#### Problem description:
Line by line, return the listing exactly, without any of the images.

#### Records supplied:
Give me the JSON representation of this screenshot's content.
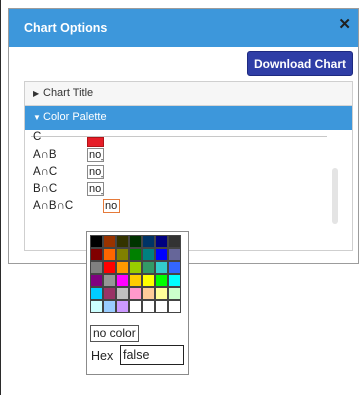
{
  "dialog": {
    "title": "Chart Options",
    "close_label": "✕",
    "download_label": "Download Chart"
  },
  "accordion": {
    "chart_title": {
      "label": "Chart Title",
      "collapsed_icon": "triangle-right-icon"
    },
    "color_palette": {
      "label": "Color Palette",
      "expanded_icon": "triangle-down-icon"
    }
  },
  "palette_rows": [
    {
      "label": "C",
      "value": "",
      "color": "#e61d28"
    },
    {
      "label": "A∩B",
      "value": "no_"
    },
    {
      "label": "A∩C",
      "value": "no_"
    },
    {
      "label": "B∩C",
      "value": "no_"
    },
    {
      "label": "A∩B∩C",
      "value": "no"
    }
  ],
  "color_picker": {
    "swatches": [
      [
        "#000000",
        "#993300",
        "#333300",
        "#003300",
        "#003366",
        "#000080",
        "#333333"
      ],
      [
        "#800000",
        "#ff6600",
        "#808000",
        "#008000",
        "#008080",
        "#0000ff",
        "#666699"
      ],
      [
        "#808080",
        "#ff0000",
        "#ff9900",
        "#99cc00",
        "#339966",
        "#33cccc",
        "#3366ff"
      ],
      [
        "#800080",
        "#969696",
        "#ff00ff",
        "#ffcc00",
        "#ffff00",
        "#00ff00",
        "#00ffff"
      ],
      [
        "#00ccff",
        "#993366",
        "#c0c0c0",
        "#ff99cc",
        "#ffcc99",
        "#ffff99",
        "#ccffcc"
      ],
      [
        "#ccffff",
        "#99ccff",
        "#cc99ff",
        "#ffffff",
        "#ffffff",
        "#ffffff",
        "#ffffff"
      ]
    ],
    "no_color_label": "no color",
    "hex_label": "Hex",
    "hex_value": "false"
  }
}
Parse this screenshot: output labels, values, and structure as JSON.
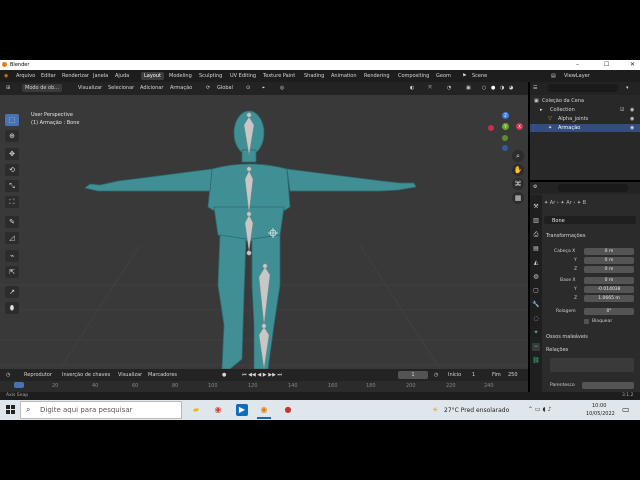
{
  "window": {
    "title": "Blender"
  },
  "menu": {
    "items": [
      "Arquivo",
      "Editar",
      "Renderizar",
      "Janela",
      "Ajuda"
    ],
    "workspaces": [
      "Layout",
      "Modeling",
      "Sculpting",
      "UV Editing",
      "Texture Paint",
      "Shading",
      "Animation",
      "Rendering",
      "Compositing",
      "Geom"
    ],
    "scene": "Scene",
    "view_layer": "ViewLayer"
  },
  "viewport_header": {
    "mode": "Modo de ob...",
    "menus": [
      "Visualizar",
      "Selecionar",
      "Adicionar",
      "Armação"
    ],
    "orientation": "Global",
    "options": "Opções"
  },
  "viewport": {
    "overlay_title": "User Perspective",
    "overlay_sub": "(1) Armação : Bone",
    "gizmo": {
      "x": "X",
      "y": "Y",
      "z": "Z"
    }
  },
  "outliner": {
    "scene_collection": "Coleção da Cena",
    "items": [
      {
        "label": "Collection"
      },
      {
        "label": "Alpha_joints"
      },
      {
        "label": "Armação"
      }
    ]
  },
  "properties": {
    "bone_name": "Bone",
    "sections": {
      "transform": "Transformações",
      "deform": "Ossos maleáveis",
      "relations": "Relações",
      "parent_label": "Parentesco"
    },
    "head": {
      "label": "Cabeça X",
      "x": "0 m",
      "y_label": "Y",
      "y": "0 m",
      "z_label": "Z",
      "z": "0 m"
    },
    "tail": {
      "label": "Base X",
      "x": "0 m",
      "y_label": "Y",
      "y": "-0.014038",
      "z_label": "Z",
      "z": "1.0665 m"
    },
    "roll": {
      "label": "Rolagem",
      "value": "0°"
    },
    "lock": "Bloquear"
  },
  "timeline": {
    "menus": [
      "Reprodutor",
      "Inserção de chaves",
      "Visualizar",
      "Marcadores"
    ],
    "current_frame": "1",
    "start_label": "Início",
    "start": "1",
    "end_label": "Fim",
    "end": "250",
    "ruler": [
      "0",
      "20",
      "40",
      "60",
      "80",
      "100",
      "120",
      "140",
      "160",
      "180",
      "200",
      "220",
      "240"
    ]
  },
  "statusbar": {
    "left": "Axis Snap",
    "version": "3.1.2"
  },
  "taskbar": {
    "search_placeholder": "Digite aqui para pesquisar",
    "weather": "27°C  Pred ensolarado",
    "time": "10:00",
    "date": "10/05/2022"
  }
}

#### Answer for the task:
Give me the JSON representation of this screenshot's content.
{
  "dialog": {
    "title": "Chart Options",
    "close_label": "✕",
    "download_label": "Download Chart"
  },
  "accordion": {
    "chart_title": {
      "label": "Chart Title",
      "collapsed_icon": "triangle-right-icon"
    },
    "color_palette": {
      "label": "Color Palette",
      "expanded_icon": "triangle-down-icon"
    }
  },
  "palette_rows": [
    {
      "label": "C",
      "value": "",
      "color": "#e61d28"
    },
    {
      "label": "A∩B",
      "value": "no_"
    },
    {
      "label": "A∩C",
      "value": "no_"
    },
    {
      "label": "B∩C",
      "value": "no_"
    },
    {
      "label": "A∩B∩C",
      "value": "no"
    }
  ],
  "color_picker": {
    "swatches": [
      [
        "#000000",
        "#993300",
        "#333300",
        "#003300",
        "#003366",
        "#000080",
        "#333333"
      ],
      [
        "#800000",
        "#ff6600",
        "#808000",
        "#008000",
        "#008080",
        "#0000ff",
        "#666699"
      ],
      [
        "#808080",
        "#ff0000",
        "#ff9900",
        "#99cc00",
        "#339966",
        "#33cccc",
        "#3366ff"
      ],
      [
        "#800080",
        "#969696",
        "#ff00ff",
        "#ffcc00",
        "#ffff00",
        "#00ff00",
        "#00ffff"
      ],
      [
        "#00ccff",
        "#993366",
        "#c0c0c0",
        "#ff99cc",
        "#ffcc99",
        "#ffff99",
        "#ccffcc"
      ],
      [
        "#ccffff",
        "#99ccff",
        "#cc99ff",
        "#ffffff",
        "#ffffff",
        "#ffffff",
        "#ffffff"
      ]
    ],
    "no_color_label": "no color",
    "hex_label": "Hex",
    "hex_value": "false"
  }
}
Parse this screenshot: output labels, values, and structure as JSON.
{
  "window": {
    "title": "Blender"
  },
  "menu": {
    "items": [
      "Arquivo",
      "Editar",
      "Renderizar",
      "Janela",
      "Ajuda"
    ],
    "workspaces": [
      "Layout",
      "Modeling",
      "Sculpting",
      "UV Editing",
      "Texture Paint",
      "Shading",
      "Animation",
      "Rendering",
      "Compositing",
      "Geom"
    ],
    "scene": "Scene",
    "view_layer": "ViewLayer"
  },
  "viewport_header": {
    "mode": "Modo de ob...",
    "menus": [
      "Visualizar",
      "Selecionar",
      "Adicionar",
      "Armação"
    ],
    "orientation": "Global",
    "options": "Opções"
  },
  "viewport": {
    "overlay_title": "User Perspective",
    "overlay_sub": "(1) Armação : Bone",
    "gizmo": {
      "x": "X",
      "y": "Y",
      "z": "Z"
    }
  },
  "outliner": {
    "scene_collection": "Coleção da Cena",
    "items": [
      {
        "label": "Collection"
      },
      {
        "label": "Alpha_joints"
      },
      {
        "label": "Armação"
      }
    ]
  },
  "properties": {
    "bone_name": "Bone",
    "sections": {
      "transform": "Transformações",
      "deform": "Ossos maleáveis",
      "relations": "Relações",
      "parent_label": "Parentesco"
    },
    "head": {
      "label": "Cabeça X",
      "x": "0 m",
      "y_label": "Y",
      "y": "0 m",
      "z_label": "Z",
      "z": "0 m"
    },
    "tail": {
      "label": "Base X",
      "x": "0 m",
      "y_label": "Y",
      "y": "-0.014038",
      "z_label": "Z",
      "z": "1.0665 m"
    },
    "roll": {
      "label": "Rolagem",
      "value": "0°"
    },
    "lock": "Bloquear"
  },
  "timeline": {
    "menus": [
      "Reprodutor",
      "Inserção de chaves",
      "Visualizar",
      "Marcadores"
    ],
    "current_frame": "1",
    "start_label": "Início",
    "start": "1",
    "end_label": "Fim",
    "end": "250",
    "ruler": [
      "0",
      "20",
      "40",
      "60",
      "80",
      "100",
      "120",
      "140",
      "160",
      "180",
      "200",
      "220",
      "240"
    ]
  },
  "statusbar": {
    "left": "Axis Snap",
    "version": "3.1.2"
  },
  "taskbar": {
    "search_placeholder": "Digite aqui para pesquisar",
    "weather": "27°C  Pred ensolarado",
    "time": "10:00",
    "date": "10/05/2022"
  }
}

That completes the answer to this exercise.